Requirement>
Tally the lines below that contain "calibration" and reply with only the tally.

(Beginning of The data)

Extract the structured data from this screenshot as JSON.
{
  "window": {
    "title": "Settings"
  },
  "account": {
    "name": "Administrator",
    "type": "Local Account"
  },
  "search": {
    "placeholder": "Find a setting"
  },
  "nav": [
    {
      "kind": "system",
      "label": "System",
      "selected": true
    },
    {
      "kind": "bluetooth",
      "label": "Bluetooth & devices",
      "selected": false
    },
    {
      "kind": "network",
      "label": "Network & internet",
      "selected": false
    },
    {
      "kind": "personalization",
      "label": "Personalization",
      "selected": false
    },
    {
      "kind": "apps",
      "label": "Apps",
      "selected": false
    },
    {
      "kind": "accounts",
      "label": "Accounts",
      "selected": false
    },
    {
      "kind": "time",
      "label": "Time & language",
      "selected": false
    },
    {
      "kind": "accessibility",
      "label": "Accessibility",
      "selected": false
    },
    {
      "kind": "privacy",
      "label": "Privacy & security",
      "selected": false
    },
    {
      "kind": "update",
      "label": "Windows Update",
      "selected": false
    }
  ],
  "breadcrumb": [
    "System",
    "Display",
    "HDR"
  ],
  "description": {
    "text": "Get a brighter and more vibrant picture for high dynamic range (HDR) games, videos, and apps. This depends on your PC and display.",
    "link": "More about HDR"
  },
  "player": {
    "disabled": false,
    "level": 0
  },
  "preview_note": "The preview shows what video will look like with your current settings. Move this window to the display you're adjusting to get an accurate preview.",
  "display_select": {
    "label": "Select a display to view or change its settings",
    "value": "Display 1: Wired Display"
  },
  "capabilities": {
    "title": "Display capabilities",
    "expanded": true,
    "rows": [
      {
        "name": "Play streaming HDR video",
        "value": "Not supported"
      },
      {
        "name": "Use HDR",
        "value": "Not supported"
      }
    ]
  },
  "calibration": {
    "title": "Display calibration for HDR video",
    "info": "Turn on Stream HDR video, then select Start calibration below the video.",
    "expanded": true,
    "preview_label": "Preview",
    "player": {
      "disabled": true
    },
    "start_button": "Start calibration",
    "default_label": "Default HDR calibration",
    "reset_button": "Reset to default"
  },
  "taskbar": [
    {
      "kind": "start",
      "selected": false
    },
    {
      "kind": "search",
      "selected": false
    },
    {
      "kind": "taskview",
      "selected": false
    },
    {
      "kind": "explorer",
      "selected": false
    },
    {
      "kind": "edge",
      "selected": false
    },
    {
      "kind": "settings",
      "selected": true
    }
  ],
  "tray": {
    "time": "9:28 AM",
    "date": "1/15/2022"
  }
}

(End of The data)

Response>
5